To say the agency merely recovered from the Diet Pepsi debacle would be an understatement. Over the following months, it went on a new-business binge that even longtime industry observers have trouble finding a precedent to match. By the end of the year, Mr. Robertson, in a potential sign of accounts to come, was even getting public shout-outs from Procter & Gamble Co. Chief Marketing Officer Jim Stengel, after the agency was added to the P&G roster following its acquisition of BBDO client Gillette Co.
BBDO, which brought in Fallon and Lowe vet Mark Goldstein to lead its new-business efforts, won in a lot of different ways. It shared in the Omnicom win of Bank of America, a $600 million review that was the biggest of the year; it turned project work for E-Trade into an agency of record relationship. To clinch Mitsubishi, it bested a field of tough rivals.
Team pitch for Lowe’s
To bring in the Lowe’s business, the BBDO pitch team collaborated with events, multicultural and sports-marketing specialist agencies to come up with the insights that won the day. “They got the rational and emotional qualities of the brand rather quickly,” says Pete Woods, VP-advertising at Lowe’s. “And they brought a holistic team to the table that wasn’t defined by the bricks and mortar of BBDO.”
Being able to play well with others is increasingly important in today’s media landscape where consumers have to be reached on cellphones, PDAs and any number of other digital channels, as well as traditional media. That’s why marketers talk so much about ideas that can cross media, and why it’s so tough for any one agency to be fluent in all those media languages.
“What we like more and more is their brainpower and how they’re attacking things strategically,” says Steve Pacheco, director-advertising for FedEx Corp., a client since 1989. “They’re partnering more often with smart people, especially in the new-media space, when in the old days they would have stayed within the confines of BBDO. It’s become a much more open and flexible shop.”
That versatility came after uprooting layers of executive bureaucracy and flattening reporting structures for both account teams and creative departments. It’s a stab at that idea of the global boutique, a perhaps unattainable agency model that is streamlined and accountable but still has a deep enough bench to reconfigure to meet the demands of prospective accounts. “We’ve really tried to strip out bureaucracy,” says Mr. Osborn. “I like to say we’re proud of being a big agency, and we bring all those resources. For instance, every team we put together to pursue a piece of business this year was a different, customized team. But we try to organize like a small agency.”
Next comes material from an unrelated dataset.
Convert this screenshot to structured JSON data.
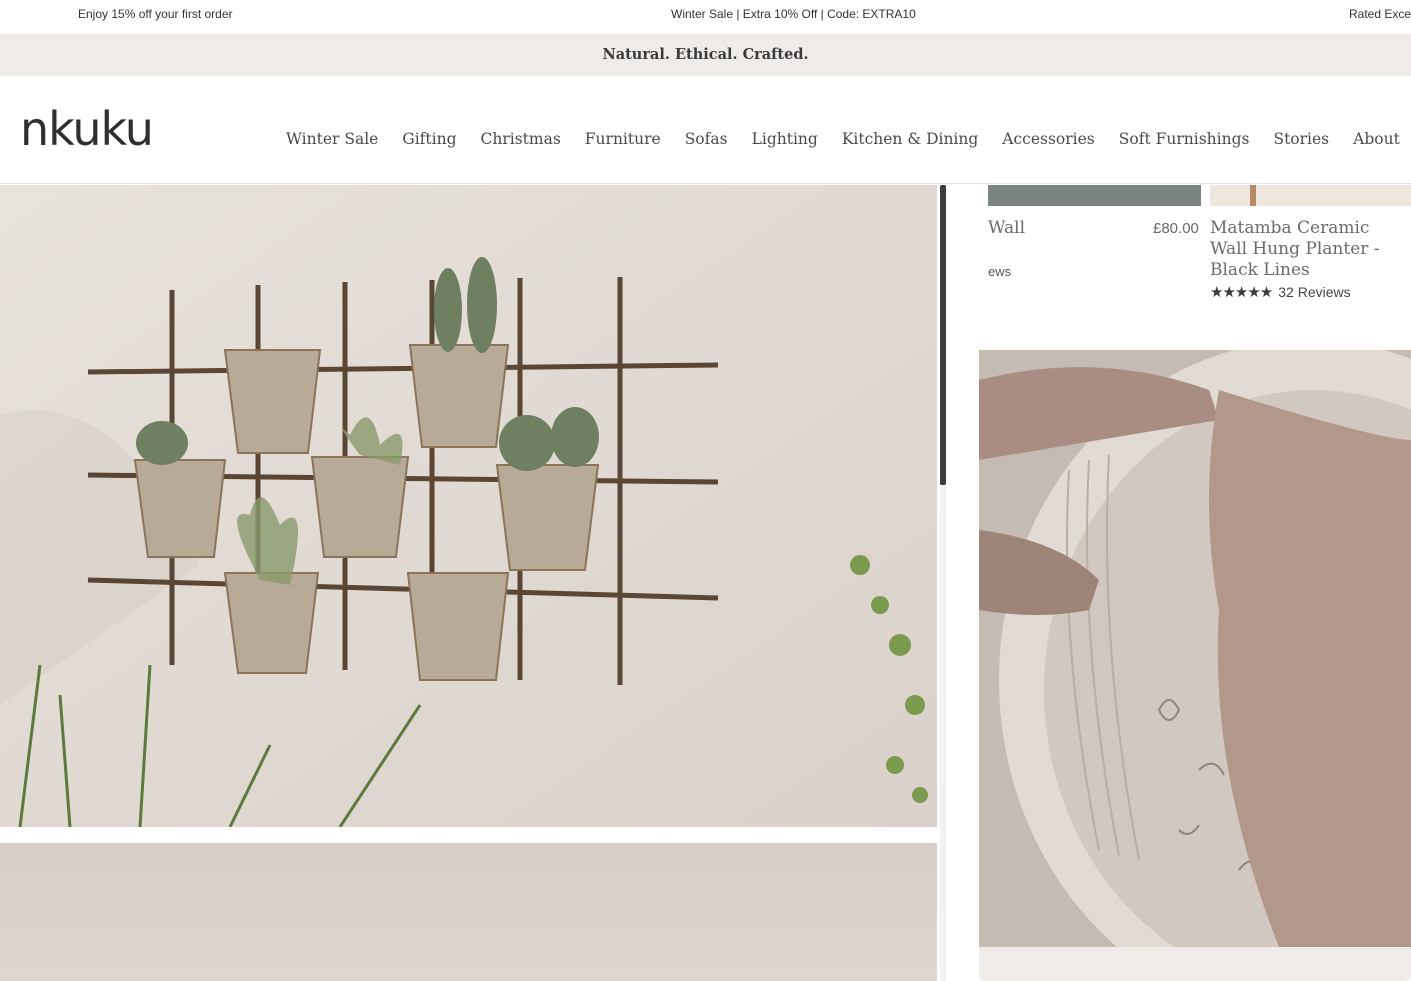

As BBDO moves forward an obvious challenge will be trying to encroach on the turf that smaller, creative agencies have dominated: generating a big, infectious ad idea that wins Cannes Lions and brings in the real coin of the marketing realm: buzz. What’s missing is its “Subservient Chicken,” the Crispin Porter & Bogusky Web stunt for Burger King, or “Grrr,” the Wieden & Kennedy idea for Honda U.K. that dominated awards shows last year -- what Mr. Robertson describes as “ceiling-shattering pieces of work.”
Strong Internet work
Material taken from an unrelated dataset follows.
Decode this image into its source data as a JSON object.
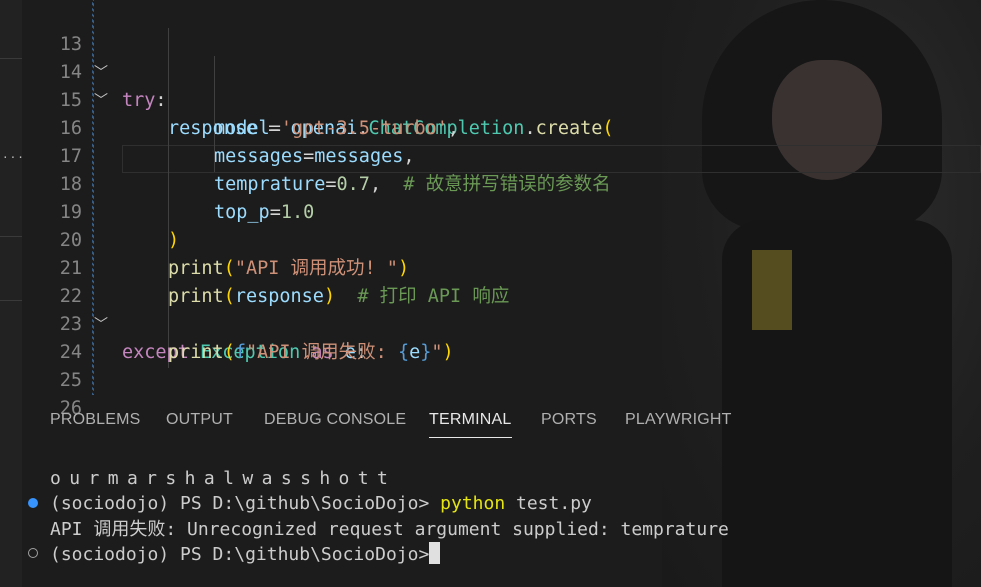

In 2005, Mr. Lubars and company made marginal improvements, especially in its print and outdoor work for HBO and Pepsi’s Aquafina and Mountain Dew. A campaign for eBay showed off more integrated thinking. Strong Internet work from interactive Atmosphere BBDO also supplemented big, effective TV blasts for Cingular.
Trying to one-up its own business performance, however, will be another story entirely. While advancing on P&G’s roster will be the No. 1 mission, Mr. Goldstein, exec VP-chief marketing officer of BBDO North America, estimates there are 75 or so categories that BBDO could still handle, chief among them fashion and apparel.